Suck into the tank
Beer tanks are designed to handle pressure, but they can collapse under the wrong conditions. This often occurs when there is an imbalance between internal and external pressures, causing the tank to collapse. To prevent this, Pressure and Vacuum Relief Valves (PVRV) should be installed on the tanks. Additionally, proper usage flow, automation design, and training can also help prevent tank collapse.
Strains and sprains
Working in a brewery can be physically demanding and potentially dangerous. Two common hazards are strains and sprains from heavy lifting and slips and falls on wet surfaces. To mitigate these risks, breweries should provide employees with proper lifting and moving tools and training on good ergonomics. It’s also important to ensure walking surfaces are clean and dry, and to minimize tripping hazards by properly securing hoses. By prioritizing employee safety and providing the necessary tools and training, breweries can reduce the risk of injuries and create a safer work environment.
Preventing Falls from Heights in Breweries
Breweries often have large vats and kettles that require employees to climb ladders or work on elevated surfaces to add ingredients and monitor the brewing process. However, falls from heights can result in serious injuries or even fatalities. To prevent falls, it is essential to provide proper safety equipment, such as guardrails, safety harnesses, and non-slip surfaces on elevated platforms. In addition, regular training on ladder safety, fall prevention, and proper use of safety equipment should be provided to all employees who work at elevated heights.
Brewing is a process that involves handling hot liquids and welding, which can result in burns and other injuries. Even with jacketed tanks, there is still a risk of leaning against an uninsulated holding tank or spilling hot liquids. Additionally, welding fermentation tanks can lead to injuries and even death.
There are many hazards in a brewery, and it is important to have knowledge and understanding of potential hazards. Engineering and procedural steps should be in place to manage hazards, and regular hazard audits should be conducted on new equipment. Training on hazard management and safe working procedures is also crucial.

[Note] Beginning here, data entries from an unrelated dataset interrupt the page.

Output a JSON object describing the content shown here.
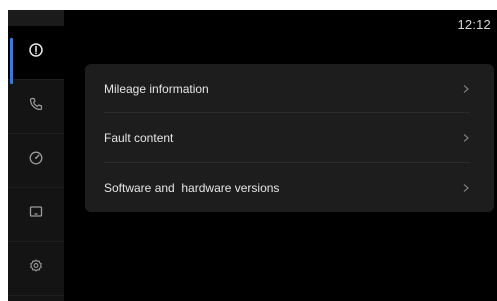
{
  "status_bar": {
    "time": "12:12"
  },
  "sidebar": {
    "items": [
      {
        "icon": "info-icon",
        "active": true
      },
      {
        "icon": "phone-icon",
        "active": false
      },
      {
        "icon": "gauge-icon",
        "active": false
      },
      {
        "icon": "screen-icon",
        "active": false
      },
      {
        "icon": "gear-icon",
        "active": false
      }
    ]
  },
  "menu": {
    "items": [
      {
        "label": "Mileage information",
        "icon": "chevron-right-icon"
      },
      {
        "label": "Fault content",
        "icon": "chevron-right-icon"
      },
      {
        "label": "Software and  hardware versions",
        "icon": "chevron-right-icon"
      }
    ]
  },
  "colors": {
    "accent": "#2f7bf6",
    "background": "#000000",
    "sidebar": "#141414",
    "panel": "#1d1d1d",
    "text": "#e6e6e6"
  }
}
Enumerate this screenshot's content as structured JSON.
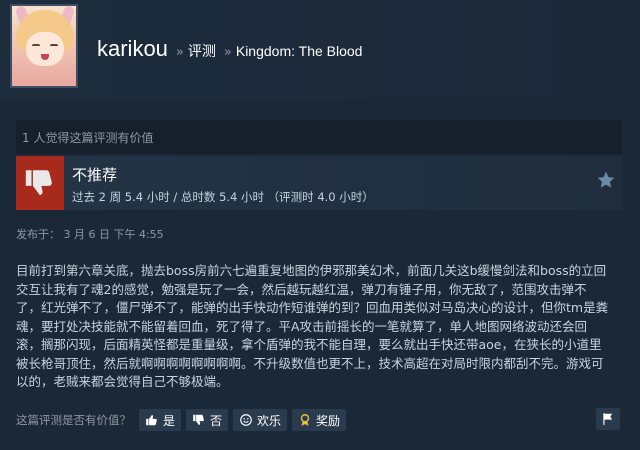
{
  "header": {
    "username": "karikou",
    "crumb_sep_1": "»",
    "crumb_review": "评测",
    "crumb_sep_2": "»",
    "game_title": "Kingdom: The Blood"
  },
  "review": {
    "helpful_count_text": "1 人觉得这篇评测有价值",
    "recommendation": "不推荐",
    "hours_text": "过去 2 周 5.4 小时 / 总时数 5.4 小时 （评测时 4.0 小时）",
    "posted_text": "发布于： 3 月 6 日 下午 4:55",
    "body": "目前打到第六章关底，抛去boss房前六七遍重复地图的伊邪那美幻术，前面几关这b缓慢剑法和boss的立回交互让我有了魂2的感觉，勉强是玩了一会，然后越玩越红温，弹刀有锤子用，你无敌了，范围攻击弹不了，红光弹不了，僵尸弹不了，能弹的出手快动作短谁弹的到？回血用类似对马岛决心的设计，但你tm是粪魂，要打处决技能就不能留着回血，死了得了。平A攻击前摇长的一笔就算了，单人地图网络波动还会回滚，搁那闪现，后面精英怪都是重量级，拿个盾弹的我不能自理，要么就出手快还带aoe，在狭长的小道里被长枪哥顶住，然后就啊啊啊啊啊啊啊啊。不升级数值也更不上，技术高超在对局时限内都刮不完。游戏可以的，老贼来都会觉得自己不够极端。"
  },
  "footer": {
    "question": "这篇评测是否有价值？",
    "yes_label": "是",
    "no_label": "否",
    "funny_label": "欢乐",
    "award_label": "奖励"
  },
  "icons": {
    "recommendation": "thumbs-down-icon",
    "favorite": "star-icon",
    "report": "flag-icon"
  },
  "colors": {
    "background": "#1b2838",
    "not_recommended": "#a82a1c",
    "text": "#c6d4df",
    "muted": "#8f98a0"
  }
}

Hazard management is complex, and it is recommended that those starting a brewery seek help from a brewery-experienced Health and Safety expert to ensure the safety of employees.